Early in the second period, Zoumana Camara crudely brought down Zenden on the periphery of the penalty area; resulting in a red card for the one-time Inter Milan (and, briefly, Leeds) defender and a free-kick in dangerous territory for Marseille. Zenden’s kick stung the palms of Mickael Landreau, but Bakari Koné fortuitously (for he knew little about it) diverted in the rebound. PSG were now a goal and a man down and, even with more than half-an-hour to go, unlikely to recover.

Paul Le Guen’s re-organisation left three against three at the back; the makeshift backline helmed by 19-year-old prodigy Mamadou Sakho. Recent Marseille signing Sylvain Wiltord watched on from the stands in the company of Patrick Vieira – fresh from his inglorious return to Old Trafford – as his new team-mates effectively concluded matters shortly after. Once an employee of PSG, Marseille’s skipper Lorik Cana took great delight in firing a low, deflected shot past the outstretched arms of Landreau.

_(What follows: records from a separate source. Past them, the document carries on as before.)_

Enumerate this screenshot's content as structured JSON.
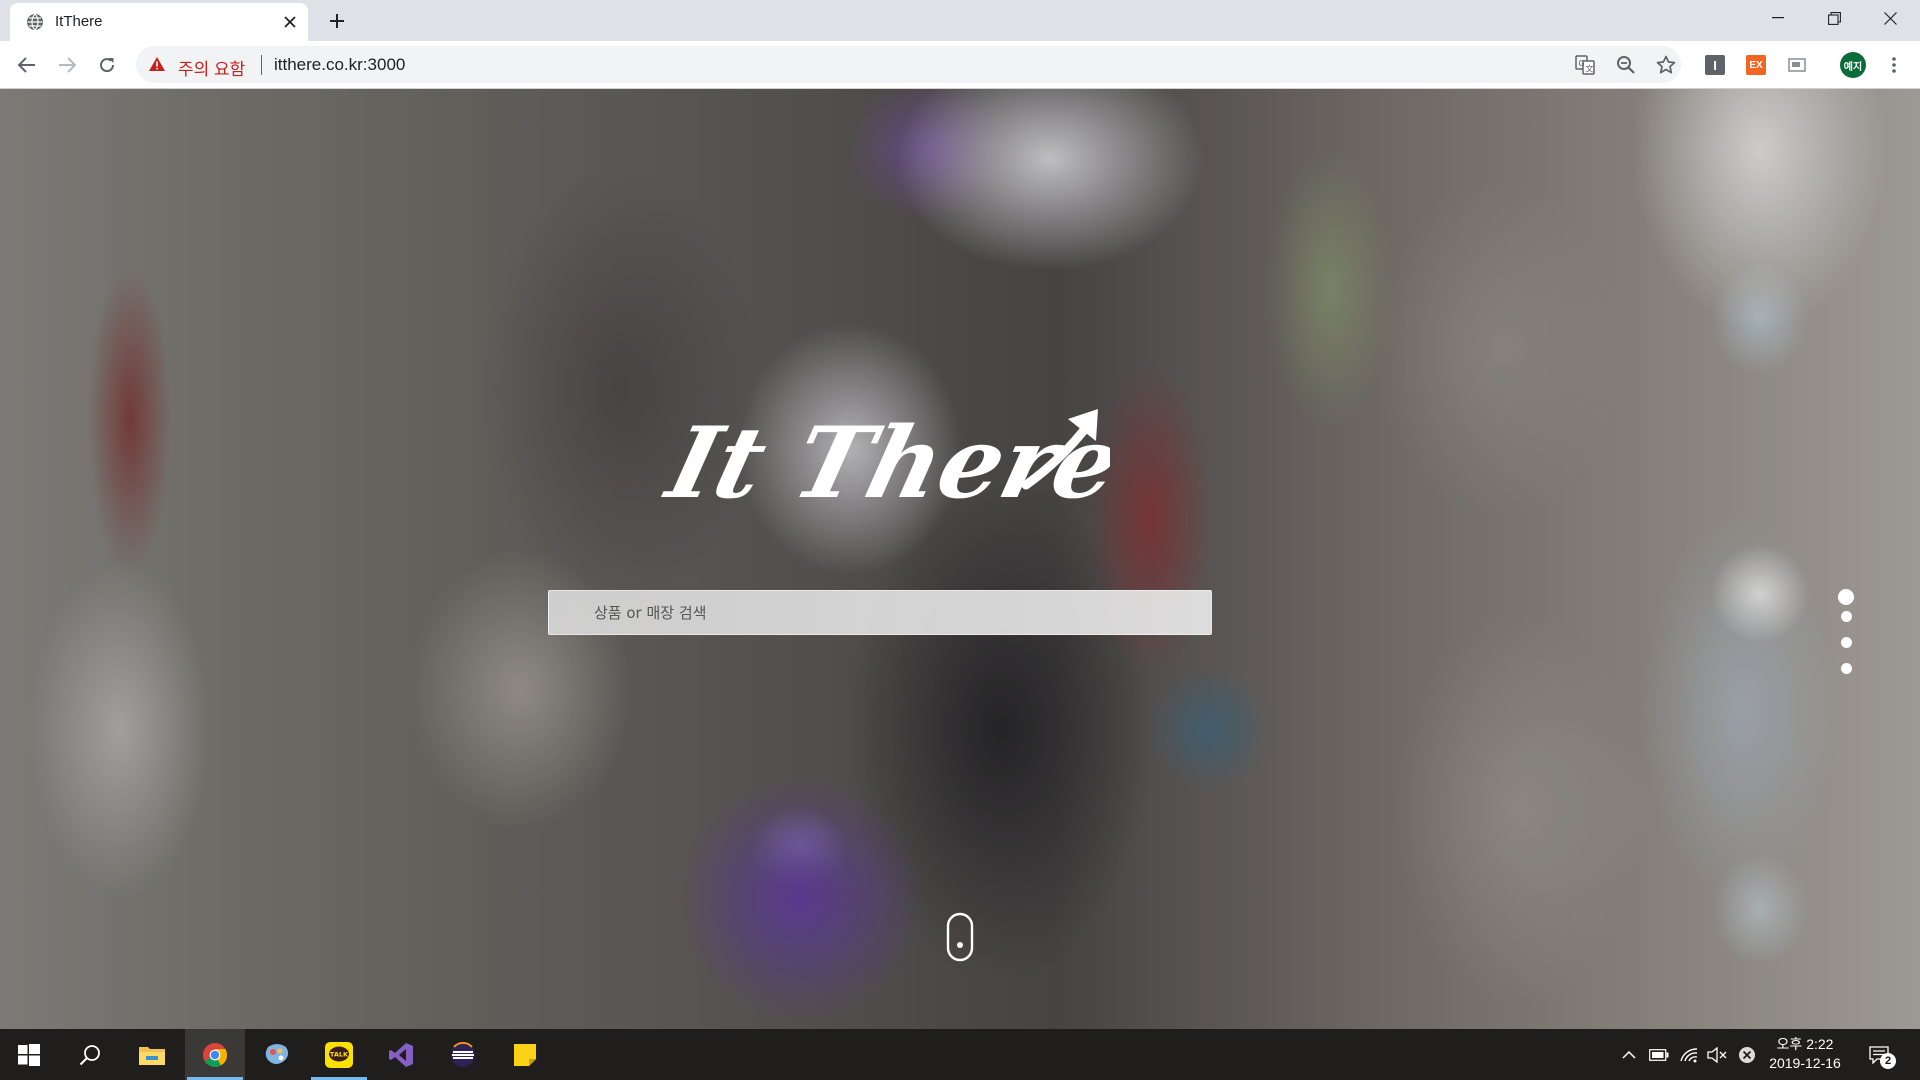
{
  "browser": {
    "tab": {
      "title": "ItThere"
    },
    "omnibox": {
      "warning": "주의 요함",
      "url": "itthere.co.kr:3000"
    },
    "profile": {
      "avatar_text": "예지"
    },
    "extensions": {
      "i_label": "I",
      "ex_label": "EX"
    }
  },
  "page": {
    "logo_text": "It There",
    "search": {
      "placeholder": "상품 or 매장 검색",
      "value": ""
    },
    "pagination": {
      "count": 4,
      "active_index": 0
    }
  },
  "taskbar": {
    "apps": [
      {
        "name": "file-explorer",
        "active": false
      },
      {
        "name": "chrome",
        "active": true
      },
      {
        "name": "paint-3d",
        "active": false
      },
      {
        "name": "kakaotalk",
        "active": false,
        "label": "TALK"
      },
      {
        "name": "visual-studio",
        "active": false
      },
      {
        "name": "eclipse",
        "active": false
      },
      {
        "name": "sticky-notes",
        "active": false
      }
    ],
    "clock": {
      "period_time": "오후 2:22",
      "date": "2019-12-16"
    },
    "notifications": {
      "count": "2"
    }
  },
  "colors": {
    "omnibox_warning": "#c5221f",
    "avatar_bg": "#0b6b3a",
    "ex_extension": "#f26522",
    "taskbar_bg": "#1f1e1d",
    "kakao_yellow": "#fae100"
  }
}
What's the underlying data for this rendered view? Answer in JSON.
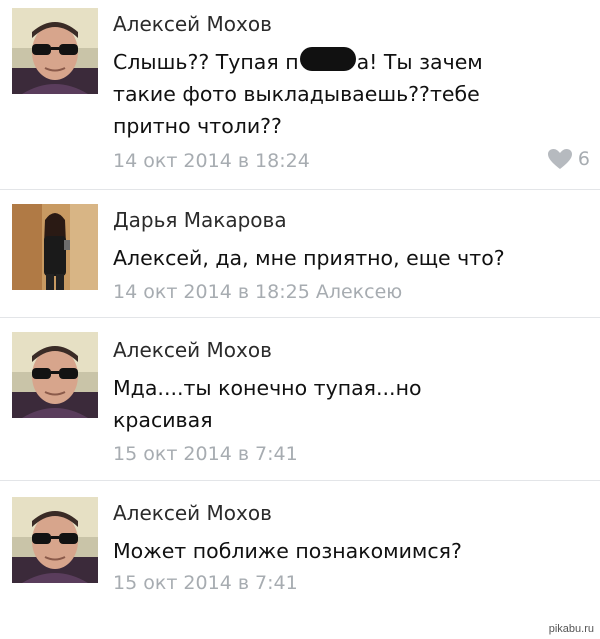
{
  "comments": [
    {
      "author": "Алексей Мохов",
      "text_lines": [
        "Слышь?? Тупая п",
        "а! Ты зачем",
        "такие фото выкладываешь??тебе",
        "притно чтоли??"
      ],
      "meta": "14 окт 2014 в 18:24",
      "likes": "6",
      "avatar": "avatar-man-sunglasses"
    },
    {
      "author": "Дарья Макарова",
      "text_lines": [
        "Алексей, да, мне приятно, еще что?"
      ],
      "meta": "14 окт 2014 в 18:25 Алексею",
      "avatar": "avatar-woman"
    },
    {
      "author": "Алексей Мохов",
      "text_lines": [
        "Мда....ты конечно тупая...но",
        "красивая"
      ],
      "meta": "15 окт 2014 в 7:41",
      "avatar": "avatar-man-sunglasses"
    },
    {
      "author": "Алексей Мохов",
      "text_lines": [
        "Может поближе познакомимся?"
      ],
      "meta": "15 окт 2014 в 7:41",
      "avatar": "avatar-man-sunglasses"
    }
  ],
  "icons": {
    "like": "heart-icon"
  },
  "watermark": "pikabu.ru",
  "colors": {
    "meta": "#a7acb1",
    "divider": "#e3e5e8",
    "author": "#2b2b2b",
    "text": "#111111"
  }
}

That killer third goal quashed any lingering dreams of a home revival, yet there was still time for Giuly, inevitably diminishing in pace but still retaining sharpness of mind (and a great foil for tall striker Guillaume Hoareau) to fire a ferocious volley at goal following an innovative free-kick routine. The diminutive attacker was denied even the consolation of a spectacular second goal though, as Mandanda pulled off a world-class reaction save low to his right. It was a stop, allied to the consistently brilliant accuracy and length of the ‘keeper’s kicking out of hand, that surely impressed the on-looking national coach, Raymond Domenech. Once a trialist at Aston Villa, Kinshasa-born Mandanda has started the World Cup qualifying campaign as first choice no.1 and, on this evidence, will be a worthy successor to Grégory Coupet.

In losing at the Stade Gerland for the first time this season, the aura of impregnability which once surrounded Coupet’s former club, Lyon, has been well and truly punctured. They cannot afford their obvious Champions League hangover to continue any further into the championship run-in. Puel must hope that star man Karim Benzema, too, can shake the torpor which has dogged his previous progress since admitting he wants out of the club, earlier this season.

For once, the big clubs and their impressive management – Messrs Gerets, Le Guen, and Blanc (of Bordeaux) are all capable of ending the monopoly – are sincerely threatening the monotonous supremacy of the little-loved Lyonnais. Even Lille and upstarts Toulouse have a decent shot at glory; each lurking a mere four points behind the leaders. As Bolo Zenden says: “Now, the league is wide open.”